Today I want to make three main points:
1. Copenhagen didn't go backwards, it did go forward but not as much as was hyped or hoped. This was because of crucial misunderstandings and new developments in climate geopolitical factions.
2. We need a glass half full approach to the Accord and climate negotiations, not just because it is the only one we’ve got but also because of developments before and after Copenhagen.
3. Filling the rest of the glass requires delivery of
a. fast start finance commitments made in Copenhagen,
b. a new approach to climate multilateralism, its forums and its factions and,
c. even more important than ever, credible domestic policies
At the core of the challenge of the new climate realpolitik, the new climate multilateralism are two questions:
· Is an all embracing legally binding treaty possible or required to drive the much stronger action we need?

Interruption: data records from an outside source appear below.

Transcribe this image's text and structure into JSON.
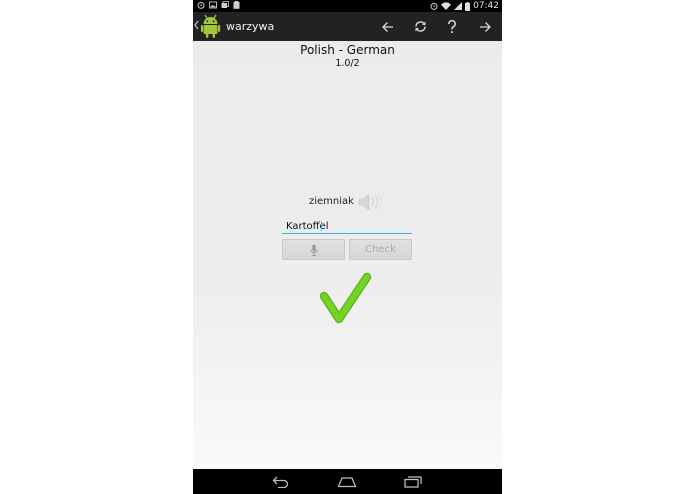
{
  "status_bar": {
    "time": "07:42",
    "left_icons": [
      "alarm-icon",
      "image-icon",
      "photos-icon",
      "clipboard-icon"
    ],
    "right_icons": [
      "alarm-icon",
      "wifi-icon",
      "signal-icon",
      "battery-icon"
    ]
  },
  "action_bar": {
    "title": "warzywa",
    "icons": [
      "back-arrow-icon",
      "refresh-icon",
      "help-icon",
      "forward-arrow-icon"
    ]
  },
  "quiz": {
    "language_pair": "Polish - German",
    "progress": "1.0/2",
    "question_word": "ziemniak",
    "answer_value": "Kartoffel",
    "check_label": "Check",
    "result": "correct"
  },
  "colors": {
    "action_bar_bg": "#222222",
    "accent": "#33b5e5",
    "check_green": "#6ccf1e",
    "android_green": "#a4c639"
  },
  "nav_bar": {
    "icons": [
      "nav-back-icon",
      "nav-home-icon",
      "nav-recents-icon"
    ]
  }
}
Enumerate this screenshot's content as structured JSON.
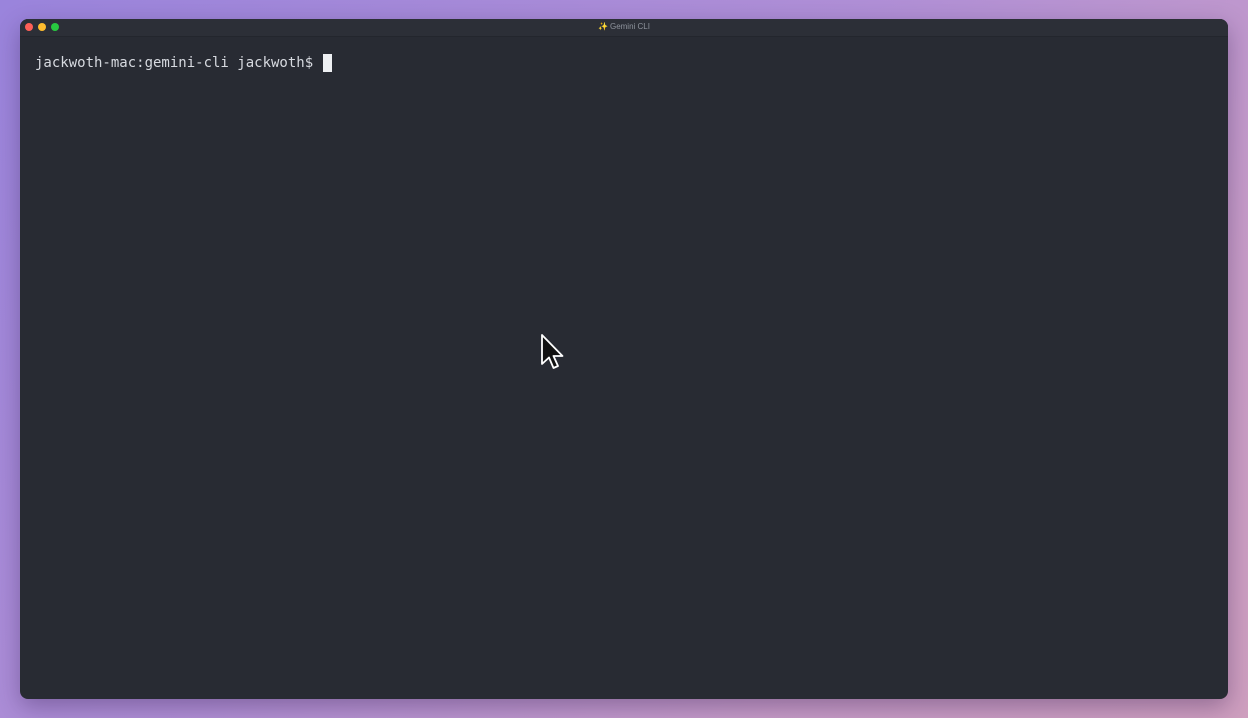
{
  "window": {
    "title": "Gemini CLI",
    "title_icon": "sparkles-icon",
    "title_icon_glyph": "✨",
    "traffic_lights": {
      "close_color": "#ff5f57",
      "minimize_color": "#febc2e",
      "zoom_color": "#28c840"
    }
  },
  "terminal": {
    "prompt": "jackwoth-mac:gemini-cli jackwoth$",
    "background": "#282b33",
    "foreground": "#d7dae0"
  },
  "pointer": {
    "icon": "mouse-pointer-icon"
  }
}
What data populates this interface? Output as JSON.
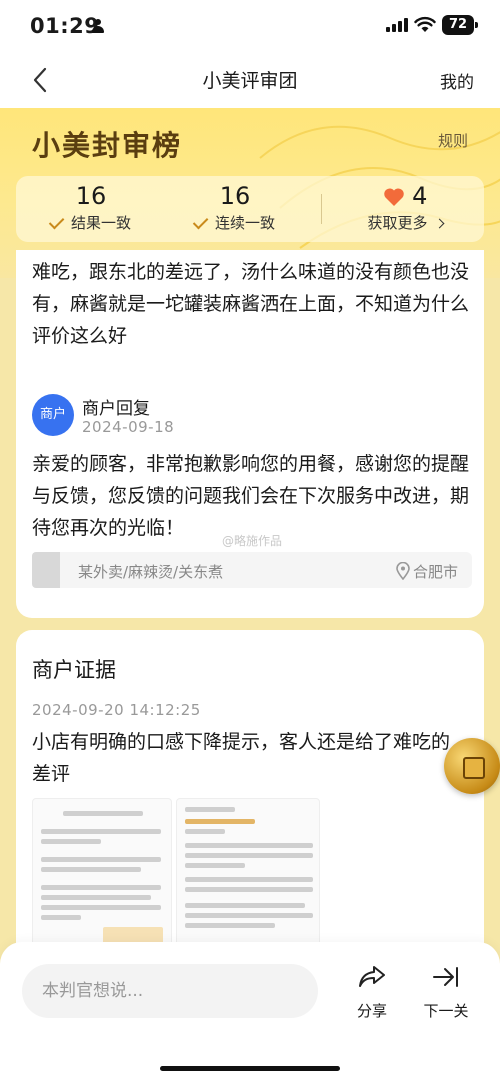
{
  "status_bar": {
    "time": "01:29",
    "battery": "72"
  },
  "nav": {
    "title": "小美评审团",
    "right_label": "我的"
  },
  "banner": {
    "logo": "小美封审榜",
    "rules_label": "规则"
  },
  "stats": [
    {
      "value": "16",
      "label": "结果一致"
    },
    {
      "value": "16",
      "label": "连续一致"
    },
    {
      "value": "4",
      "label": "获取更多"
    }
  ],
  "review": {
    "text": "难吃，跟东北的差远了，汤什么味道的没有颜色也没有，麻酱就是一坨罐装麻酱洒在上面，不知道为什么评价这么好",
    "avatar_label": "商户",
    "reply_title": "商户回复",
    "reply_date": "2024-09-18",
    "reply_text": "亲爱的顾客，非常抱歉影响您的用餐，感谢您的提醒与反馈，您反馈的问题我们会在下次服务中改进，期待您再次的光临！",
    "watermark": "@略施作品",
    "shop_name": "某外卖/麻辣烫/关东煮",
    "shop_city": "合肥市"
  },
  "evidence": {
    "title": "商户证据",
    "date": "2024-09-20 14:12:25",
    "text": "小店有明确的口感下降提示，客人还是给了难吃的差评"
  },
  "bottom": {
    "input_placeholder": "本判官想说...",
    "share_label": "分享",
    "next_label": "下一关"
  },
  "colors": {
    "accent": "#c98a1b",
    "heart": "#f26b3a",
    "banner": "#ffe67a",
    "avatar": "#3772f0"
  }
}
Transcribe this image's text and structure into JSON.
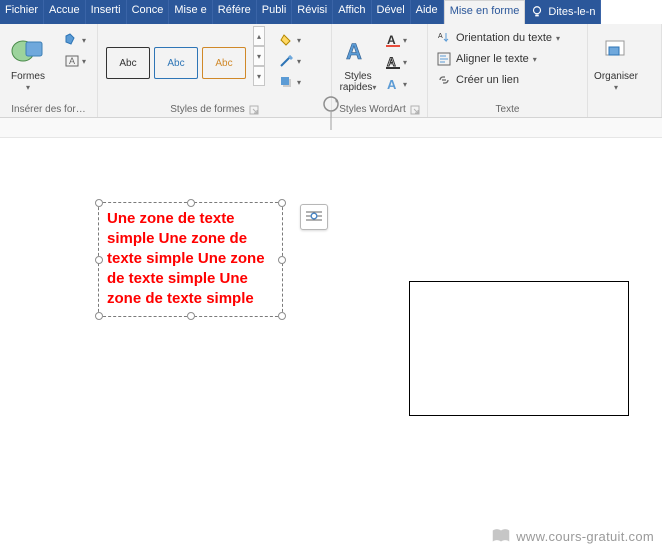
{
  "tabs": {
    "fichier": "Fichier",
    "accueil": "Accue",
    "insertion": "Inserti",
    "conception": "Conce",
    "mise_en_page": "Mise e",
    "references": "Référe",
    "publipostage": "Publi",
    "revision": "Révisi",
    "affichage": "Affich",
    "developpeur": "Dével",
    "aide": "Aide",
    "mise_en_forme": "Mise en forme",
    "tell_me": "Dites-le-n"
  },
  "ribbon": {
    "insert_shapes": {
      "label": "Insérer des for…",
      "formes": "Formes"
    },
    "shape_styles": {
      "label": "Styles de formes",
      "abc": "Abc"
    },
    "wordart": {
      "label": "Styles WordArt",
      "quick": "Styles rapides"
    },
    "text": {
      "label": "Texte",
      "orientation": "Orientation du texte",
      "align": "Aligner le texte",
      "link": "Créer un lien"
    },
    "arrange": {
      "label": "",
      "organiser": "Organiser"
    }
  },
  "canvas": {
    "textbox": "Une zone de texte simple Une zone de texte simple Une zone de texte simple Une zone de texte simple"
  },
  "ruler_label": "",
  "watermark": "www.cours-gratuit.com"
}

· Will Australia and others be creative and committed enough, amongst souring domestic politics, to play a constructive role? Or will Australia drift back to old factions, a narrow focus, and even worse back to being a millstone on climate negotiations.